▸ The problem
Copy each line of the data below with the word "name".
Dataset content below:
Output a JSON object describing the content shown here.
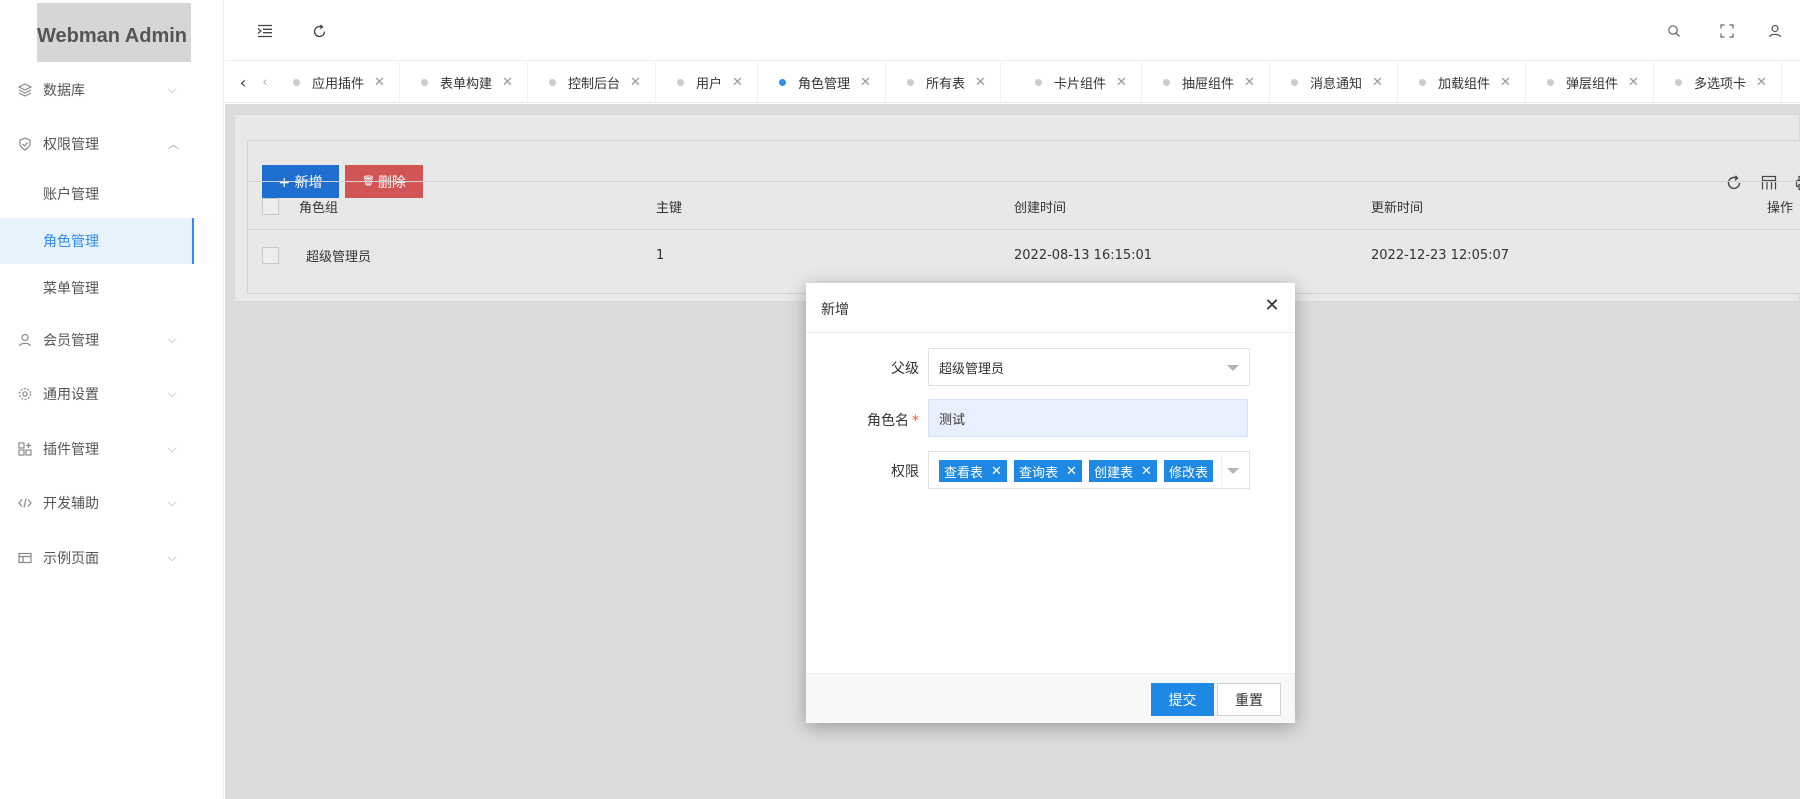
{
  "app": {
    "title": "Webman Admin"
  },
  "sidebar": {
    "items": [
      {
        "label": "数据库",
        "icon": "layers-icon",
        "arrow": "chevron-down"
      },
      {
        "label": "权限管理",
        "icon": "shield-icon",
        "arrow": "chevron-up"
      },
      {
        "label": "会员管理",
        "icon": "user-icon",
        "arrow": "chevron-down"
      },
      {
        "label": "通用设置",
        "icon": "gear-icon",
        "arrow": "chevron-down"
      },
      {
        "label": "插件管理",
        "icon": "apps-icon",
        "arrow": "chevron-down"
      },
      {
        "label": "开发辅助",
        "icon": "code-icon",
        "arrow": "chevron-down"
      },
      {
        "label": "示例页面",
        "icon": "template-icon",
        "arrow": "chevron-down"
      }
    ],
    "subitems": [
      {
        "label": "账户管理"
      },
      {
        "label": "角色管理",
        "active": true
      },
      {
        "label": "菜单管理"
      }
    ]
  },
  "tabs": [
    {
      "label": "应用插件"
    },
    {
      "label": "表单构建"
    },
    {
      "label": "控制后台"
    },
    {
      "label": "用户"
    },
    {
      "label": "角色管理",
      "active": true
    },
    {
      "label": "所有表"
    },
    {
      "label": "卡片组件"
    },
    {
      "label": "抽屉组件"
    },
    {
      "label": "消息通知"
    },
    {
      "label": "加载组件"
    },
    {
      "label": "弹层组件"
    },
    {
      "label": "多选项卡"
    }
  ],
  "toolbar": {
    "add_label": "+ 新增",
    "delete_label": "删除"
  },
  "table": {
    "headers": [
      "角色组",
      "主键",
      "创建时间",
      "更新时间",
      "操作"
    ],
    "rows": [
      [
        "超级管理员",
        "1",
        "2022-08-13 16:15:01",
        "2022-12-23 12:05:07"
      ]
    ]
  },
  "dialog": {
    "title": "新增",
    "fields": {
      "parent": {
        "label": "父级",
        "value": "超级管理员"
      },
      "name": {
        "label": "角色名",
        "value": "测试"
      },
      "perms": {
        "label": "权限",
        "tags": [
          "查看表",
          "查询表",
          "创建表",
          "修改表"
        ]
      }
    },
    "submit_label": "提交",
    "reset_label": "重置"
  },
  "colors": {
    "primary": "#1e6fd0",
    "danger": "#d25555",
    "tag": "#1e88e5"
  }
}
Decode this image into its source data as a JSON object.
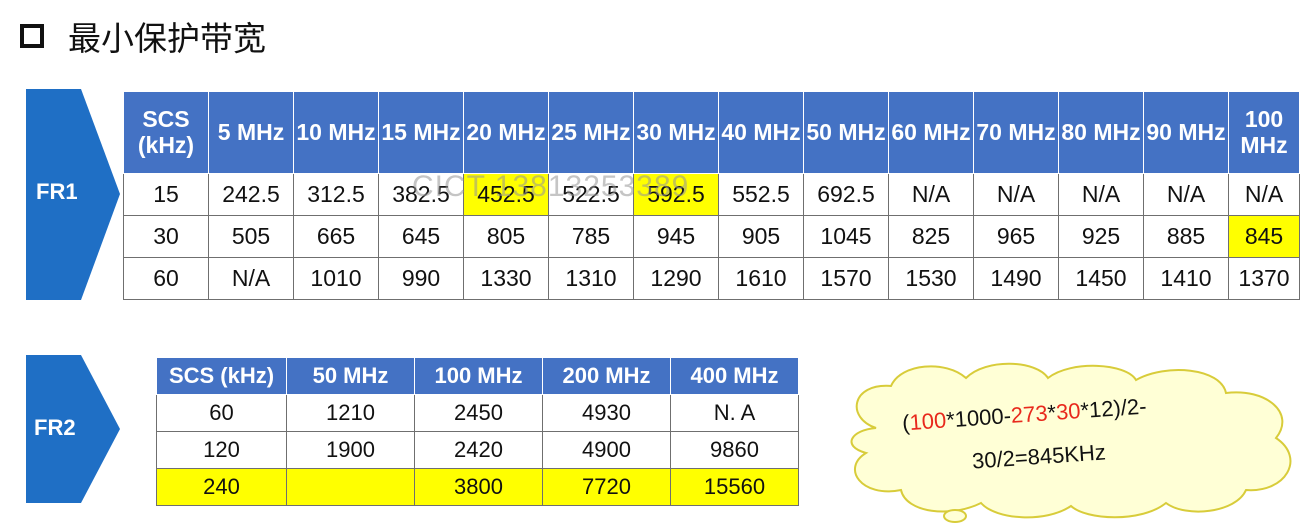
{
  "title": "最小保护带宽",
  "fr1": {
    "label": "FR1",
    "headers": [
      "SCS (kHz)",
      "5 MHz",
      "10 MHz",
      "15 MHz",
      "20 MHz",
      "25 MHz",
      "30 MHz",
      "40 MHz",
      "50 MHz",
      "60 MHz",
      "70 MHz",
      "80 MHz",
      "90 MHz",
      "100 MHz"
    ],
    "rows": [
      [
        "15",
        "242.5",
        "312.5",
        "382.5",
        "452.5",
        "522.5",
        "592.5",
        "552.5",
        "692.5",
        "N/A",
        "N/A",
        "N/A",
        "N/A",
        "N/A"
      ],
      [
        "30",
        "505",
        "665",
        "645",
        "805",
        "785",
        "945",
        "905",
        "1045",
        "825",
        "965",
        "925",
        "885",
        "845"
      ],
      [
        "60",
        "N/A",
        "1010",
        "990",
        "1330",
        "1310",
        "1290",
        "1610",
        "1570",
        "1530",
        "1490",
        "1450",
        "1410",
        "1370"
      ]
    ]
  },
  "fr2": {
    "label": "FR2",
    "headers": [
      "SCS (kHz)",
      "50 MHz",
      "100 MHz",
      "200 MHz",
      "400 MHz"
    ],
    "rows": [
      [
        "60",
        "1210",
        "2450",
        "4930",
        "N. A"
      ],
      [
        "120",
        "1900",
        "2420",
        "4900",
        "9860"
      ],
      [
        "240",
        "",
        "3800",
        "7720",
        "15560"
      ]
    ]
  },
  "formula": {
    "p1": "(",
    "p2": "100",
    "p3": "*1000-",
    "p4": "273",
    "p5": "*",
    "p6": "30",
    "p7": "*12)/2-",
    "line2": "30/2=845KHz"
  },
  "watermark": "CICT 13813253389",
  "colors": {
    "header": "#4472c4",
    "arrow": "#1f6fc5",
    "highlight": "#ffff00",
    "red": "#e8291c"
  }
}
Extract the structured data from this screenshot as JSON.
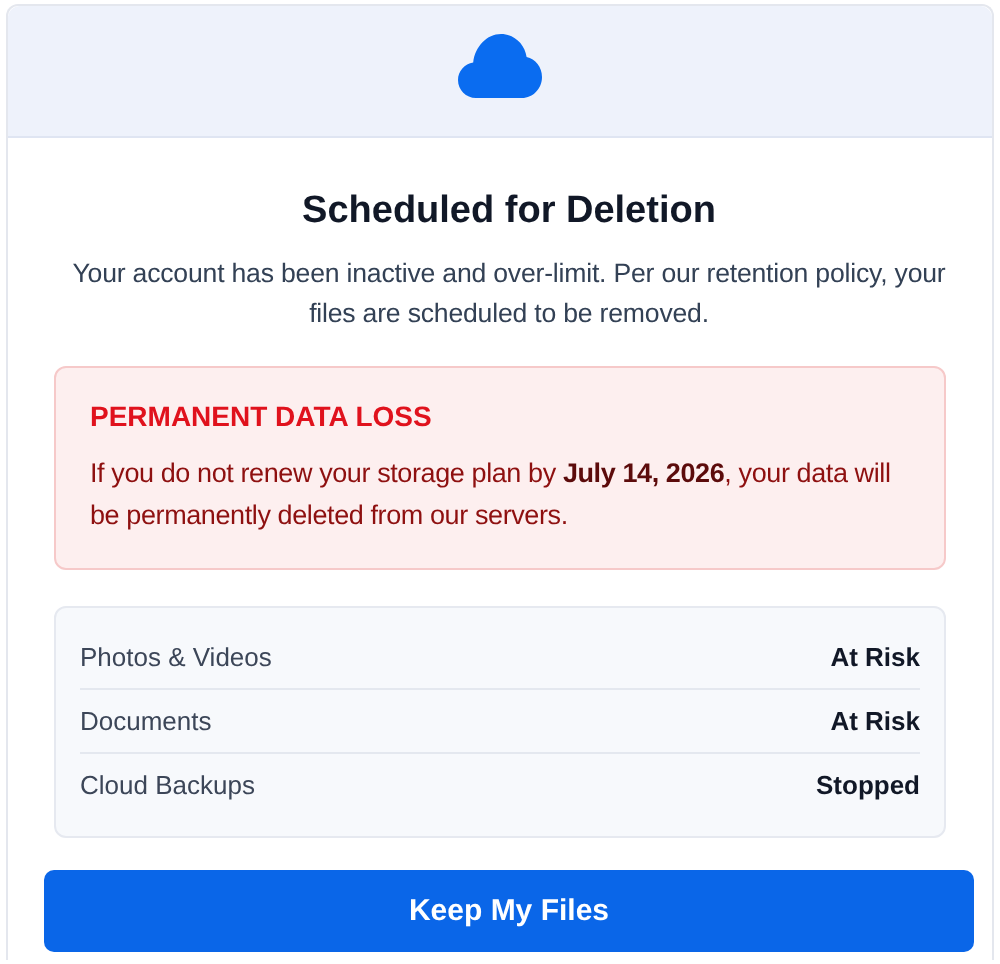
{
  "title": "Scheduled for Deletion",
  "description": "Your account has been inactive and over-limit. Per our retention policy, your files are scheduled to be removed.",
  "alert": {
    "title": "PERMANENT DATA LOSS",
    "message": "If you do not renew your storage plan by **July 14, 2026**, your data will be permanently deleted from our servers."
  },
  "items": [
    {
      "name": "Photos & Videos",
      "status": "At Risk"
    },
    {
      "name": "Documents",
      "status": "At Risk"
    },
    {
      "name": "Cloud Backups",
      "status": "Stopped"
    }
  ],
  "button": {
    "label": "Keep My Files"
  }
}
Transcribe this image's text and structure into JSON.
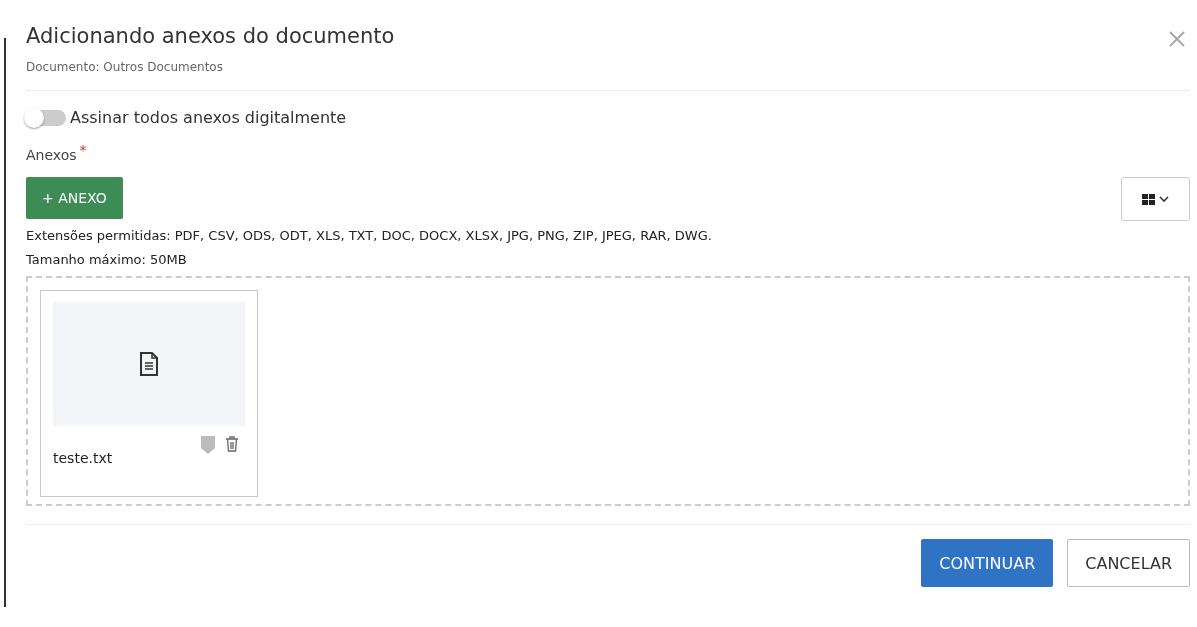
{
  "dialog": {
    "title": "Adicionando anexos do documento",
    "subtitle": "Documento: Outros Documentos"
  },
  "sign_toggle": {
    "label": "Assinar todos anexos digitalmente",
    "on": false
  },
  "attachments": {
    "label": "Anexos",
    "required_mark": "*",
    "add_button": "+ ANEXO",
    "extensions": "Extensões permitidas: PDF, CSV, ODS, ODT, XLS, TXT, DOC, DOCX, XLSX, JPG, PNG, ZIP, JPEG, RAR, DWG.",
    "max_size": "Tamanho máximo: 50MB",
    "files": [
      {
        "name": "teste.txt"
      }
    ]
  },
  "buttons": [
    {
      "label": "CONTINUAR",
      "kind": "primary"
    },
    {
      "label": "CANCELAR",
      "kind": "secondary"
    }
  ]
}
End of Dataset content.
▸ Answer section
      "name": {
      "name": "Photos & Videos",
      "name": "Documents",
      "name": "Cloud Backups",
        "name": "teste.txt"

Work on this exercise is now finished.